_Material shown:_
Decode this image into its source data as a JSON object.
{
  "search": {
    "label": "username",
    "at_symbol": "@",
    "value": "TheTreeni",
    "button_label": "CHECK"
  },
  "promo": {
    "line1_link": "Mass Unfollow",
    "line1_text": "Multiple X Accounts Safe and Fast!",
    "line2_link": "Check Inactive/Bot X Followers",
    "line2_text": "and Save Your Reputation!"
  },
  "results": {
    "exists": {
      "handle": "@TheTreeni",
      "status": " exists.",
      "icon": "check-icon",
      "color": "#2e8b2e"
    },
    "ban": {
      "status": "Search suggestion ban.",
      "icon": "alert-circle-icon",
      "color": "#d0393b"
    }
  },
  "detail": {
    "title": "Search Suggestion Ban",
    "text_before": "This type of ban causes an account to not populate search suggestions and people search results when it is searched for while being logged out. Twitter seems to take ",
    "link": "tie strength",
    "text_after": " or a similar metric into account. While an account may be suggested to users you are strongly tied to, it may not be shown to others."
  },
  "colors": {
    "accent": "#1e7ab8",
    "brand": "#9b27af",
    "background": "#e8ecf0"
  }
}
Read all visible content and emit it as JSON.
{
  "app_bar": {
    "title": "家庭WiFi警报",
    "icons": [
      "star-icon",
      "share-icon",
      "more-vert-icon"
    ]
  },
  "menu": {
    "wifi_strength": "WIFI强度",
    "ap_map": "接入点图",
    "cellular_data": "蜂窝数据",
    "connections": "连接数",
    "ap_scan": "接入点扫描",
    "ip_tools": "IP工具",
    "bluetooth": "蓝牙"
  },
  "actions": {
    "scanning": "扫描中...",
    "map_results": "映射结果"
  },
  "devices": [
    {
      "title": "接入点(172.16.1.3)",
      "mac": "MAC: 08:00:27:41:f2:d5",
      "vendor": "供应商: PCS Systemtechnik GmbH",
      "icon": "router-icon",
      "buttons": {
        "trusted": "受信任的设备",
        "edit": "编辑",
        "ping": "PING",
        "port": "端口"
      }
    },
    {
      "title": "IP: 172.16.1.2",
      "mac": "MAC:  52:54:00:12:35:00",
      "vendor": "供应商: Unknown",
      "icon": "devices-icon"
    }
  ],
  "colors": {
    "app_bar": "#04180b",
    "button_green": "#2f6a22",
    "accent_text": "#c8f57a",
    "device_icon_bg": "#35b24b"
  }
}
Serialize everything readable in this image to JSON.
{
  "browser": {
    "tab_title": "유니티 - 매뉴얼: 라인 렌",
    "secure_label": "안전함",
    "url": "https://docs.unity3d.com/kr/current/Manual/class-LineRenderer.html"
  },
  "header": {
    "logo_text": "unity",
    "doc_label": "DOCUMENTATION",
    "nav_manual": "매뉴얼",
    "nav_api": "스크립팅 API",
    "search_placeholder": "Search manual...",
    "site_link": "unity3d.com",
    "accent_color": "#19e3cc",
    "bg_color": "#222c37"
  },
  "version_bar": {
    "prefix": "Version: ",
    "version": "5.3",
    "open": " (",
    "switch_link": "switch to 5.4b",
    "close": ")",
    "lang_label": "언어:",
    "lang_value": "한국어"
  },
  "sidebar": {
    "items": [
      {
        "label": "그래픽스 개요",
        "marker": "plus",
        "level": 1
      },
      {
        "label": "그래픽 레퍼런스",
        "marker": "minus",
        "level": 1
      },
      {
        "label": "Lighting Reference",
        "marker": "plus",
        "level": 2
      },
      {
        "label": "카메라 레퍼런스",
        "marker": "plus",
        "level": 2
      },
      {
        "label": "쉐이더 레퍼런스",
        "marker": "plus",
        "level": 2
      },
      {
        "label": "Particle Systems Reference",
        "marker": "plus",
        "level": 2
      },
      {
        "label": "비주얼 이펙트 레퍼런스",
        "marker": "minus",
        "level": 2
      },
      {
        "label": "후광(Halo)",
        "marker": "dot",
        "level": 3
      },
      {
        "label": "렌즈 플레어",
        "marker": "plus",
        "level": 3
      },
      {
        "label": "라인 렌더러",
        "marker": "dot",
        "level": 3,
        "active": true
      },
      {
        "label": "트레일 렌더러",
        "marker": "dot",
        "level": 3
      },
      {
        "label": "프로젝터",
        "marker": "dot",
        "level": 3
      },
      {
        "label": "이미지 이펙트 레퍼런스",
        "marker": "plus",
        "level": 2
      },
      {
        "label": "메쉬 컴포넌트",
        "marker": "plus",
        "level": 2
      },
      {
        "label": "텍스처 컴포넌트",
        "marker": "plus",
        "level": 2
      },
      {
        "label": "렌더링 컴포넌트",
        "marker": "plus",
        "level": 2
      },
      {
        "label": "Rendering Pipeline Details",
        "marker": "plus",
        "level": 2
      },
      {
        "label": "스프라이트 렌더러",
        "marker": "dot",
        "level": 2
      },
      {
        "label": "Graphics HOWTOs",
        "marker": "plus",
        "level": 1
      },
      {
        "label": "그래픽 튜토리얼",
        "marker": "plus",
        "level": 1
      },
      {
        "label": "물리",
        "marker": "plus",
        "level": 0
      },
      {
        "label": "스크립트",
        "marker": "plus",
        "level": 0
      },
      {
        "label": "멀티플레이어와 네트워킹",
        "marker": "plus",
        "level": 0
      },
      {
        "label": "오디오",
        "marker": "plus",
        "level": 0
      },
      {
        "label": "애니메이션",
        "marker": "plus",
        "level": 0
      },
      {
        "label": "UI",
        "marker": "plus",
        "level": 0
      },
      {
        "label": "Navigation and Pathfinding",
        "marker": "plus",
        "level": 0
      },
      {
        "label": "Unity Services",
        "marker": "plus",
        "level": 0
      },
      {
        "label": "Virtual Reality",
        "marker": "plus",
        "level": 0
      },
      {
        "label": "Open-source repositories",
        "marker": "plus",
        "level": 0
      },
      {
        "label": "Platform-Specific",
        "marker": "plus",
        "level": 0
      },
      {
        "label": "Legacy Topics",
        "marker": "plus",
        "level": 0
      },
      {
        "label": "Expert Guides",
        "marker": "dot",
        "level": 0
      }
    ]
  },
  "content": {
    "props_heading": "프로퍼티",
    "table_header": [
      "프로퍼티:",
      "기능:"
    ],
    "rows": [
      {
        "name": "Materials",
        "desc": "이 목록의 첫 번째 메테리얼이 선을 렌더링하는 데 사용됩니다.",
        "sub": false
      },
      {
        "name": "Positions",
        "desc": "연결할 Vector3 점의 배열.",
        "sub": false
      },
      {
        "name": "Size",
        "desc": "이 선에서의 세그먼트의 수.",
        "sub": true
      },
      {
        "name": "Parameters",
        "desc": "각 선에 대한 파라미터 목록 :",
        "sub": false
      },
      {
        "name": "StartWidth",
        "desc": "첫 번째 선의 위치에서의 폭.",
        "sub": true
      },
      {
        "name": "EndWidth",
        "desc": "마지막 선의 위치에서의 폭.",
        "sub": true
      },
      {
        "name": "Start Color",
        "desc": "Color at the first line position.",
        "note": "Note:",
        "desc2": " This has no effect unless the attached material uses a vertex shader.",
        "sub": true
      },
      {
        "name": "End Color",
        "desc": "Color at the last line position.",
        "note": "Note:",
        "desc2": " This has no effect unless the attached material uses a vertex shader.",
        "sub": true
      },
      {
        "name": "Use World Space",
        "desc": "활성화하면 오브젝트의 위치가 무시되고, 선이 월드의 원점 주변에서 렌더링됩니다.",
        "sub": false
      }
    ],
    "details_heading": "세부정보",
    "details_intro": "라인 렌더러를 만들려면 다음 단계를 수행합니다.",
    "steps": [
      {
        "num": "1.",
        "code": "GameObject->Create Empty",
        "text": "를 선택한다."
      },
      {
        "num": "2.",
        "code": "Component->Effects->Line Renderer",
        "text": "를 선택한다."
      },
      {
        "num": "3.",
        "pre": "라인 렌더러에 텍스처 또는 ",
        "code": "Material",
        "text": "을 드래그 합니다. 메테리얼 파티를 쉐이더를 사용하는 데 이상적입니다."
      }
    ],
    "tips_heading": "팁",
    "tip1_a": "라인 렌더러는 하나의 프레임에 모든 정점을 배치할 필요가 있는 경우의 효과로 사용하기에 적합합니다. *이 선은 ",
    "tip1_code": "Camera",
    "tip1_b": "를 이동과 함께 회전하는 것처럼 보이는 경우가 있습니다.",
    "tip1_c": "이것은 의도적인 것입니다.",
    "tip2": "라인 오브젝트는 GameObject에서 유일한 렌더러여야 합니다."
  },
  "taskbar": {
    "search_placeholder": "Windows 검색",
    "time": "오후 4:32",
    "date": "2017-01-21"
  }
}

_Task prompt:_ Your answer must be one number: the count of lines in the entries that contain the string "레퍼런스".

_Result:_ 5